State Department: No Torture or Enforced Disappearances in Morocco
The US State Department has published its annual report on human rights practices with its version concerning Morocco. The report notes Morocco’s positive approach to refugees and the increased participation of women in political life, but also the absence of enforced disappearances for nearly 30 years.
“Among the important human rights issues were credible information on: acts of torture or degrading treatment inflicted by certain members of the security forces,” the State Department said at the start of its report.
These topics turned out to have positive results in the report, especially on the subject of torture.
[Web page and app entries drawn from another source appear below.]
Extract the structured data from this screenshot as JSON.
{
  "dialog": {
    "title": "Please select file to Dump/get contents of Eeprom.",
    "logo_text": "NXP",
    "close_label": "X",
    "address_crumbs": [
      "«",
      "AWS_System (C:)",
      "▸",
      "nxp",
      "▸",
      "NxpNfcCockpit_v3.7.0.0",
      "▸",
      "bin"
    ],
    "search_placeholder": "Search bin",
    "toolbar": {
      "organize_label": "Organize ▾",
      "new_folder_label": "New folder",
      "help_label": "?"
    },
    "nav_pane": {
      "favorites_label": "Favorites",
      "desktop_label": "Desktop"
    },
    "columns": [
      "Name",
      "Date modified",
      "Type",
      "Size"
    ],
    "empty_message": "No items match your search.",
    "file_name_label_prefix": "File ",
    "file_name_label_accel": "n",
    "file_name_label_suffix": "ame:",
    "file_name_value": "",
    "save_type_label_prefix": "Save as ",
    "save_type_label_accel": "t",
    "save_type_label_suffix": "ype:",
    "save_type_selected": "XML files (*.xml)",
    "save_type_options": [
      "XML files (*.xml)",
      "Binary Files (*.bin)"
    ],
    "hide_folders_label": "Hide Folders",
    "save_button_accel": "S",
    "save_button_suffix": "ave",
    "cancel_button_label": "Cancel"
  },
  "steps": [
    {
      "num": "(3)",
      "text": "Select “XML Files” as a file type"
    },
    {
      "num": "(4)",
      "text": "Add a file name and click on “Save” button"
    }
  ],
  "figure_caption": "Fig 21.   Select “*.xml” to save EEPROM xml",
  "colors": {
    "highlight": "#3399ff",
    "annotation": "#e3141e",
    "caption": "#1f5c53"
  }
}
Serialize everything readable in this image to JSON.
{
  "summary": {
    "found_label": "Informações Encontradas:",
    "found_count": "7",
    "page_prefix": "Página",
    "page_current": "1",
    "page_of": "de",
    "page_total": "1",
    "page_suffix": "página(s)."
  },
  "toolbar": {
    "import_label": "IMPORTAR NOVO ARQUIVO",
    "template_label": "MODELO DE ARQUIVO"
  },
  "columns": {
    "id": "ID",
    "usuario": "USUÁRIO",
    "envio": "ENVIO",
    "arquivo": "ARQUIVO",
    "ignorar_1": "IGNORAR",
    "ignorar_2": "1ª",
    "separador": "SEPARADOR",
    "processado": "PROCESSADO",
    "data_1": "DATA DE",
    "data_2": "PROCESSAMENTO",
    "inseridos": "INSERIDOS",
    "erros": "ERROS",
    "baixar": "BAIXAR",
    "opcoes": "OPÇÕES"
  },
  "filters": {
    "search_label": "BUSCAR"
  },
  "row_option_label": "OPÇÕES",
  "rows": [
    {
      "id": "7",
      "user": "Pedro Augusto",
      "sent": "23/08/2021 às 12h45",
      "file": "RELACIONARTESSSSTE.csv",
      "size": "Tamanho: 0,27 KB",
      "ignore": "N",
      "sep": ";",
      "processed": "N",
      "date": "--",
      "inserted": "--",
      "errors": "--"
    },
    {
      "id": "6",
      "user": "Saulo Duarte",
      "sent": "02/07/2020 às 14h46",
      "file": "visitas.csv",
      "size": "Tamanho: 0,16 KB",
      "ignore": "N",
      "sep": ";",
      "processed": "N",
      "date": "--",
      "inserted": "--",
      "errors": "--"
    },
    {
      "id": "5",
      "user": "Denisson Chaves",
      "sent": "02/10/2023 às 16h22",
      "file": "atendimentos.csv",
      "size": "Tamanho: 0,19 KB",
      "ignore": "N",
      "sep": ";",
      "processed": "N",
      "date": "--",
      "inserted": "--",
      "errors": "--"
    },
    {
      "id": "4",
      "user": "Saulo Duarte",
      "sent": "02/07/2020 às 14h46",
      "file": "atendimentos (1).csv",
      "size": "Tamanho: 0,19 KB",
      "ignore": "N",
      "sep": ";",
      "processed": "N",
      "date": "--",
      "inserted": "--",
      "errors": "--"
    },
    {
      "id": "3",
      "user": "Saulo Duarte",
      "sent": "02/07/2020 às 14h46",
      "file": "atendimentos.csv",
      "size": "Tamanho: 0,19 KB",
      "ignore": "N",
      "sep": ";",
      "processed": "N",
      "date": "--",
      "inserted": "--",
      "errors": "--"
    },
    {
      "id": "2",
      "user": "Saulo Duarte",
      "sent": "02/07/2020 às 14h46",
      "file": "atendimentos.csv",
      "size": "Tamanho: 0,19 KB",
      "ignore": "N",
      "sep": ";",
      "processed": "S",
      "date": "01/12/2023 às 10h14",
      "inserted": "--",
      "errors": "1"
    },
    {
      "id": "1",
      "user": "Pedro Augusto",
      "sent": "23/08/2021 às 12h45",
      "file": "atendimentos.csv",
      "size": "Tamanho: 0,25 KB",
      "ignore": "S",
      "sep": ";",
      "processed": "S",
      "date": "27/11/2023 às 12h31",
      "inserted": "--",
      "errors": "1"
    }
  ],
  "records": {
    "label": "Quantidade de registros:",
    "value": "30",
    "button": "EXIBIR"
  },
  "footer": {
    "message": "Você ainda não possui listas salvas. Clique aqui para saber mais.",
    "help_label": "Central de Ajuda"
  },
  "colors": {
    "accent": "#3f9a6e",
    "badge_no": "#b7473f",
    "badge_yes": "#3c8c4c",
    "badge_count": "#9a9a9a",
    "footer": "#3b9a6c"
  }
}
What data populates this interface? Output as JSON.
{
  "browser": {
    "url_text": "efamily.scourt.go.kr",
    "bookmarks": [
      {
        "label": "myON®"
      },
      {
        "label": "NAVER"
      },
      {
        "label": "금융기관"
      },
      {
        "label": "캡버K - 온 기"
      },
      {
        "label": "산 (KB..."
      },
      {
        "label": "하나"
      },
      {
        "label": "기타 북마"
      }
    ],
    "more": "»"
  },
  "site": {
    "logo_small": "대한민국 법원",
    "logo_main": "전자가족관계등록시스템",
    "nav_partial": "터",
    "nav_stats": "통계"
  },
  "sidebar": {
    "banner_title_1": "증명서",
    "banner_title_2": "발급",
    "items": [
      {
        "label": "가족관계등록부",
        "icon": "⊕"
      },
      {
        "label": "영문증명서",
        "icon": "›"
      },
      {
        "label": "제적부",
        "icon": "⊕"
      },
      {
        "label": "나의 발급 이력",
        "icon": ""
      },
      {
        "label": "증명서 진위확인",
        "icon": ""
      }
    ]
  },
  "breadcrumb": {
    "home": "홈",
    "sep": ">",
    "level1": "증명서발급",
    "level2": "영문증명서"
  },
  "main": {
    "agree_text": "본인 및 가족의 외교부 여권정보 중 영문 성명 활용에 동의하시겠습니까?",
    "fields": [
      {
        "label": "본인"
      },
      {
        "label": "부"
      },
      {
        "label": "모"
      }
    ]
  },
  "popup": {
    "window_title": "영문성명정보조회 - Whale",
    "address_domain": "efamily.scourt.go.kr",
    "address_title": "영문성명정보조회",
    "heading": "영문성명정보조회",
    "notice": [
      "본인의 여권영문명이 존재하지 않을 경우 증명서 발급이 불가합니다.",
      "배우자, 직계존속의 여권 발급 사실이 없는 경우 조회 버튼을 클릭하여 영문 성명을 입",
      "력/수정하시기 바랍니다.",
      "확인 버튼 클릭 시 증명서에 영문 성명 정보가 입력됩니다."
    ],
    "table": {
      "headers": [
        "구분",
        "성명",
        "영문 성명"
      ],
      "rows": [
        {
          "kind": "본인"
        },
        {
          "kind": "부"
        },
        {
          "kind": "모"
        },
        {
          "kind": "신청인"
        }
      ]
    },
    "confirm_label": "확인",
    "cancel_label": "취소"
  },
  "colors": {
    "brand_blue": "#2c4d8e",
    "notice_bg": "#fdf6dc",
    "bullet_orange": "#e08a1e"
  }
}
The document states that Morocco’s constitution and law prohibit such practices as torture, cruel, inhuman or degrading treatment, and that the government has denied that it authorizes the use of torture.
“Although government institutions and non-governmental organizations (NGOs) continued to receive reports of ill-treatment of people in official detention, reports of torture have decreased in recent years,” the text reads.
He cites data from the Moroccan executive which reported 385 recorded accusations of ill-treatment by the police, of which 336 complaints were processed and 49 complaints were under investigation.
According to the Ministry of Foreign Affairs, eight complaints of torture or degrading treatment were filed with the General Prosecutor’s Office during the year, the document continues. “An investigation into the case of Said Feryakh concluded that the detainee had not been subjected to any treatment outside the legal framework by Souk Larbaa prison staff during his incarceration,” the report said.
Regarding the September 8 legislative elections, the State Department indicated that “although there were allegations of vote buying and intimidation of candidates, national and international observers considered the elections to be generally free, fair and transparent”.
On women’s participation in politics, the document reports a “record number of women” elected this year, noting that in the new government, led by Prime Minister Aziz Akhannouch, seven women have been appointed ministers , which is “the highest number to date”.
Regarding refugees, the State Department explains that the government has cooperated with the United Nations High Commissioner for Refugees (UNHCR) and other humanitarian organizations to provide protection and assistance to refugees, returning refugees, claimants asylum and other persons of concern.
“The government has also provided funds to humanitarian organizations to provide social services to migrants, including refugees” and the latter “has always relied on UNHCR as the only agency in the country empowered to determine refugee status. and verifying asylum claims,” the report noted.
“The government continued to grant status to refugees recognized by UNHCR and temporary status to registered Syrians,” the same source added, indicating that during the year, UNHCR reported registering 5,560 new asylum applications. ‘asylum.
In addition, “no disappearances were reported by or on behalf of government authorities during the year”, indicates the report on the register of enforced disappearances, which records cases dating from the period 1956 and 1992.
“According to the annual report of the United Nations Working Group on Enforced Disappearances, from May 2018 to May 2019, the country had 153 outstanding cases of enforced disappearances between 1956 and 1992, seven fewer than at the beginning of the period. considered”, details the American document.
And to add that “the National Human Rights Council (CNDH), a national human rights institution financed by public funds, reported that in July, six cases of enforced disappearances between 1956 and 1992 had still not been resolved. The CNDH continued to cooperate with the Office of the United Nations High Commissioner for Human Rights (OHCHR) on the unsolved cases of disappearance”.